### What is expected
Filter these entries so that only lines with the word "true" remain.
★ ★ ★ ★ ★
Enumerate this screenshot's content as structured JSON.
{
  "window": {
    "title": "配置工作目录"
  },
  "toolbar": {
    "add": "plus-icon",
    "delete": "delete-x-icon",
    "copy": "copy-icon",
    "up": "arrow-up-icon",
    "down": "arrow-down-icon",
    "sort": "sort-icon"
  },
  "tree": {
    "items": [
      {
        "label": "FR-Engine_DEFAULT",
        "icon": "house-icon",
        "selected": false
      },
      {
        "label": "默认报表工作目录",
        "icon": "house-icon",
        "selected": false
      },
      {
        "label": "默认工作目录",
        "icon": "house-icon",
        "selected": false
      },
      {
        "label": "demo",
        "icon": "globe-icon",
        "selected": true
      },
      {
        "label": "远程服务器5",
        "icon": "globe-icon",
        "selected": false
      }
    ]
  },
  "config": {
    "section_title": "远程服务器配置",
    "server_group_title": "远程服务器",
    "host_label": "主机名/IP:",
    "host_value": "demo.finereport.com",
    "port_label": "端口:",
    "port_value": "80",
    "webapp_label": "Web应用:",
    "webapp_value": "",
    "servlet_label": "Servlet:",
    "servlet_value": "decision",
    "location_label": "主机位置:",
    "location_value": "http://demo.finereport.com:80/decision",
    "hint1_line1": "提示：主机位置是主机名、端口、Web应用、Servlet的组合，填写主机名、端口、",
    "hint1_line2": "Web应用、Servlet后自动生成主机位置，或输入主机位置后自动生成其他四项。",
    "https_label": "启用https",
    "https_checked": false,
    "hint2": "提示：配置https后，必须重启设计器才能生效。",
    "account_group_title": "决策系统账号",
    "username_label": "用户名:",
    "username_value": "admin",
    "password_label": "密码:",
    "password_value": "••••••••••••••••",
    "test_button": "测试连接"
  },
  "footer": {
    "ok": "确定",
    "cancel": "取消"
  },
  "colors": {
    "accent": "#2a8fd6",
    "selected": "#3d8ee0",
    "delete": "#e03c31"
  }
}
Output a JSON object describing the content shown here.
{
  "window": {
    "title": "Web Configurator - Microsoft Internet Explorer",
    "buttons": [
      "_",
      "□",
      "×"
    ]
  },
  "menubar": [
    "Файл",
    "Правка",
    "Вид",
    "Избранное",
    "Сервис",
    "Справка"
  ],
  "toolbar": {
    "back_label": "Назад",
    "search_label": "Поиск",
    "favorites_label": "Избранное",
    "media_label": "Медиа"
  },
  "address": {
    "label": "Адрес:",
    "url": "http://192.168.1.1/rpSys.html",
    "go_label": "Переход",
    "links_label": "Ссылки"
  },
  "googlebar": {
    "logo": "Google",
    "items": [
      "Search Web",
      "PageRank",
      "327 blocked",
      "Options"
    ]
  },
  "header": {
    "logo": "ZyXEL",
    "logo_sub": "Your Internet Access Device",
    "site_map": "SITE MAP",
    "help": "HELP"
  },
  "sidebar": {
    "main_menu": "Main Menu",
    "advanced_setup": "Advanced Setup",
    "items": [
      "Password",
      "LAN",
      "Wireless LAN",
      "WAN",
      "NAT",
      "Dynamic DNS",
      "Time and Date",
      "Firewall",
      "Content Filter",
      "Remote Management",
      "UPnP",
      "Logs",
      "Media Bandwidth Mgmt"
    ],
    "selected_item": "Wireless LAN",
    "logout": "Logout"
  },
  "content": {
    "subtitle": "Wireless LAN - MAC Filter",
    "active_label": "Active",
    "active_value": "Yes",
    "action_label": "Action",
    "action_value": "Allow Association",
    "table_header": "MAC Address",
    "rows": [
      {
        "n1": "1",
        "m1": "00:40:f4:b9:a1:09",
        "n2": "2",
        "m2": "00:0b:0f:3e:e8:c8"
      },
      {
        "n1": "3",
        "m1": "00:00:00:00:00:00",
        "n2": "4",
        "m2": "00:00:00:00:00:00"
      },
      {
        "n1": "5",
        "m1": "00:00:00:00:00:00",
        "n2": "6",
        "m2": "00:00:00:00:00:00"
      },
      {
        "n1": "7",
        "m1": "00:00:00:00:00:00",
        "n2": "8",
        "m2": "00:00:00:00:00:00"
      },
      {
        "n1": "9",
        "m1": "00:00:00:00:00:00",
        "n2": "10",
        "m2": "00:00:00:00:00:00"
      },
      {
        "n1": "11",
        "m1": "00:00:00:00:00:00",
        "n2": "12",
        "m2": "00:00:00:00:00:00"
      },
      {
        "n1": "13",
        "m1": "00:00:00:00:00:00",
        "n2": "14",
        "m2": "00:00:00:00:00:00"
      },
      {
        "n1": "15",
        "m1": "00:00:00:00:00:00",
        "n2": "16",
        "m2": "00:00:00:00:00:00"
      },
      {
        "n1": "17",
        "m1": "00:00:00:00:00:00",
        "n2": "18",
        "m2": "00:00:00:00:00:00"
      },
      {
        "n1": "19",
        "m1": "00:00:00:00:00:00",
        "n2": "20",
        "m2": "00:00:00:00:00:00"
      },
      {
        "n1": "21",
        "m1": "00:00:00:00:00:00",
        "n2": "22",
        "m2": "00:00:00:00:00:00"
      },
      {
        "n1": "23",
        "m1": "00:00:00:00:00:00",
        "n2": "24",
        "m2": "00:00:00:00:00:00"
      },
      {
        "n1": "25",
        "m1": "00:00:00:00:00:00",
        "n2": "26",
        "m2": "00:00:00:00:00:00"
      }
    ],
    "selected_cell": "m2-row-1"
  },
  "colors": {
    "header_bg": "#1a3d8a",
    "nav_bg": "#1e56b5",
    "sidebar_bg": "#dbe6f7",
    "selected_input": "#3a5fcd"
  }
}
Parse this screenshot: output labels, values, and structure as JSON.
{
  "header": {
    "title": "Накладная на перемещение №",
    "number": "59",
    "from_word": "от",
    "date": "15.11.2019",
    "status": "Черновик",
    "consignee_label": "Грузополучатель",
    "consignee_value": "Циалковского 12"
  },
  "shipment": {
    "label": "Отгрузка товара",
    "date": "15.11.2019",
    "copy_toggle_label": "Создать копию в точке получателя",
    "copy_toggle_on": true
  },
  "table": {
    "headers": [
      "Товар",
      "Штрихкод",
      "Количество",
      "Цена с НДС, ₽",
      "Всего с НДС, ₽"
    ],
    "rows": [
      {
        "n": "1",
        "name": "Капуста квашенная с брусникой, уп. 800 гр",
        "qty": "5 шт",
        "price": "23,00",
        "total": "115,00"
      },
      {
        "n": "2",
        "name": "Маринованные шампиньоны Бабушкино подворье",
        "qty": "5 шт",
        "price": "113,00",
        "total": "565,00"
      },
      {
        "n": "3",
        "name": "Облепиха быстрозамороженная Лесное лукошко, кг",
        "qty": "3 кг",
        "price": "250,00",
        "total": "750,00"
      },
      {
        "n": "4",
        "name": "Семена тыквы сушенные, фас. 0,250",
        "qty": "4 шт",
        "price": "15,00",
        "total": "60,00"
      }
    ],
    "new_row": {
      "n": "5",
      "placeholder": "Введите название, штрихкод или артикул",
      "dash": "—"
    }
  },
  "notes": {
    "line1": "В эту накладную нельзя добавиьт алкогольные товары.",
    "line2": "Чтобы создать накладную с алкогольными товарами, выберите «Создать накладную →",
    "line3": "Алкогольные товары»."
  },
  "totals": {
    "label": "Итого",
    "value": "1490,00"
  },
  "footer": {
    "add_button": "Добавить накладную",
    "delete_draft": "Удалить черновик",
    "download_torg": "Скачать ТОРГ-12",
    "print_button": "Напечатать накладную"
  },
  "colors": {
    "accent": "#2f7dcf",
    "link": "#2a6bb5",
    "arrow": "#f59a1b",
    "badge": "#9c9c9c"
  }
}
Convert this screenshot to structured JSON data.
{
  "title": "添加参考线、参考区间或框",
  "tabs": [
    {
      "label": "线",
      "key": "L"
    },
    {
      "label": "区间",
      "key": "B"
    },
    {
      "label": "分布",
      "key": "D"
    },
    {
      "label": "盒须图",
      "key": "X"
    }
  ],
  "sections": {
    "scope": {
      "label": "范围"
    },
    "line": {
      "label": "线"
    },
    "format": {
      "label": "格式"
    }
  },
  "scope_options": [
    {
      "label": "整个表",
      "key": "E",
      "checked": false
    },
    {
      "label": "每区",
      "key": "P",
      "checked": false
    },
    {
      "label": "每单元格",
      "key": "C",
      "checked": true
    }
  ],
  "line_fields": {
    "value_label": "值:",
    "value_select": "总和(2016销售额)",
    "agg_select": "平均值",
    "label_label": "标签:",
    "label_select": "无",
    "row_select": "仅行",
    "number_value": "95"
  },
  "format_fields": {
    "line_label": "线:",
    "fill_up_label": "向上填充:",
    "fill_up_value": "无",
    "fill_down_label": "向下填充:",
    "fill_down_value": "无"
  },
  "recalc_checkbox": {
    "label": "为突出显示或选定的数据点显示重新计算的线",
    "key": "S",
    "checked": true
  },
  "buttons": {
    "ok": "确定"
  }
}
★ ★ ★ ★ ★
### Answer space
        "selected": true
    "copy_toggle_on": true
      "checked": true
    "checked": true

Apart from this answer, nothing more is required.